When I was younger, the idea of disability pride sounded incredulous…
The ‘Who would be proud of their disability?’ thought often rang through my head. As a wheelchair user from birth, my disability made me stick out like a sore thumb when all I wanted to do was blend in. My disability was this thing that made my legs not work. It resulted in me getting bullied because of being different and missing out on doing things and going places others could. It resulted in me being in the hospital more times than I can count, missing a good chunk of both primary and high school's academic and social aspects. It resulted in me being pigeonholed into a line of work that I found stiflingly boring but deemed “…perfect for someone in a wheelchair” Why would I be proud of this thing that was such a burden?
I was even one of those people who hated the word ‘disability’. I would get angry at others for calling me disabled or someone with a disability, and I would use flowery terms to describe my disability. Terms that now make me roll my eyes and get angry every time I hear them used to talk about a disabled person. I’d taken all my frustration of a world not made for someone like me and internalised it. I was internally ableist.

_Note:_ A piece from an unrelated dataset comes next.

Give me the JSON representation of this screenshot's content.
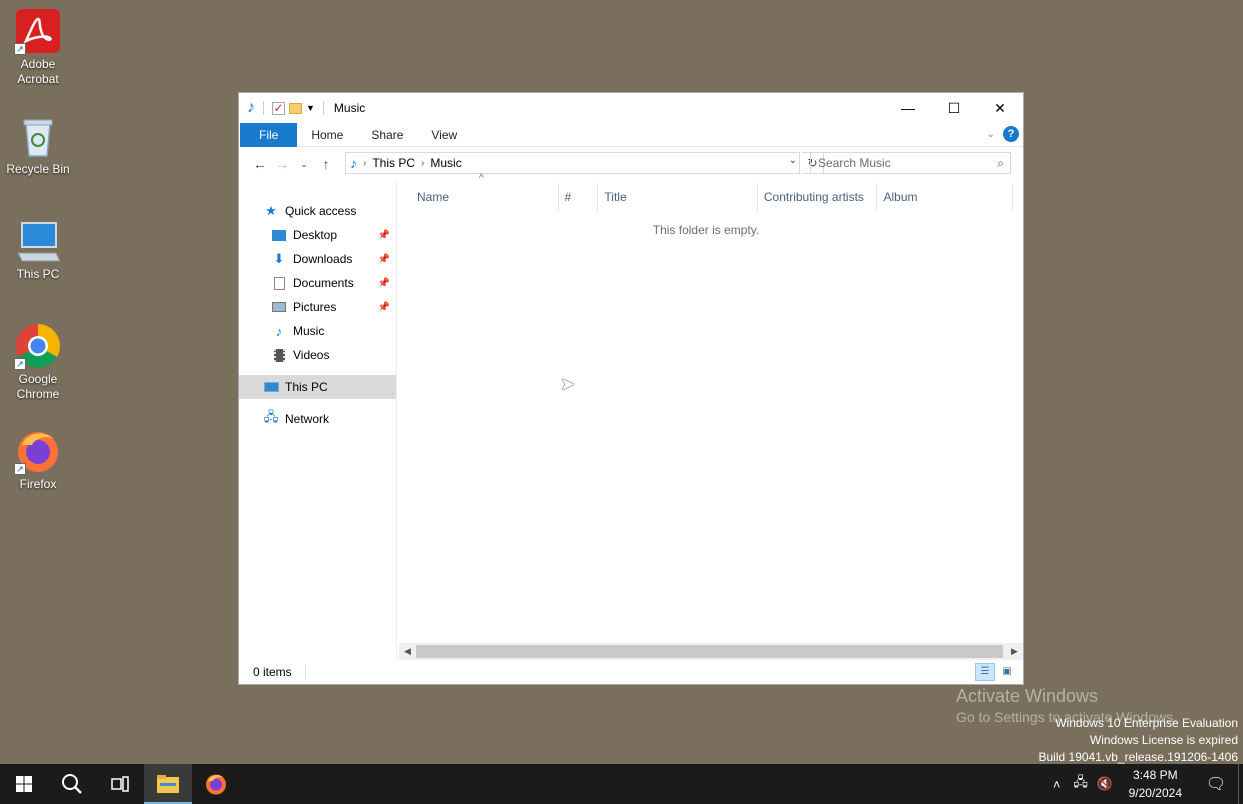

“Disability Pride is about celebrating what makes me different and not diminishing my disabilities to fit in with an ableist world. It’s about being proud to be where I am in life, a homeowner and business owner, not despite my disabilities, but despite the ableist world that I’ve grown up in.”
It wasn’t until I was much older and came to know other adults with disabilities and came across the likes of Stella Young. Stella was, as she put it, fiercely proud. As I read Stella’s words and listened to her speeches, I finally started to unpack my internalised ableism and see it for what it was. I was frustrated at the world but had nowhere to turn that frustration, nor heard others talk about similar frustrations.
My disability wasn’t something to be ashamed of. Instead, it’s the inaccessible establishments, the people who perpetuate stereotypes through inspiration porn and misplacing their bias, unconscious or not, on people with disabilities and buying into the ‘soft bigotry of low expectations’ that is the problem.
Disability Pride is about celebrating what makes me different and not diminishing my disabilities to fit in with an ableist world. It’s about being proud to be where I am in life, a homeowner and business owner, not despite my disabilities, but despite the ableist world that I’ve grown up in. A world which could have easily made me believe I was not destined for more than sitting in an office answering phone calls my whole career.
When I say disability pride is a journey, it’s not linear. Although I am a proud disabled woman, I still get frustrated at having a disability. Times like between March and May this year when I had five surgeries and had to take time away from my business and the sport I love. It’s normal to get frustrated at these things, as anyone with an injury would, but it doesn’t mean they’re not proud of who they are.
Laura Hershey famously said, “You get proud by practicing”, and she was right. However, it helps when you can see yourself and people like you included in the world around you being able to be proud of who they are.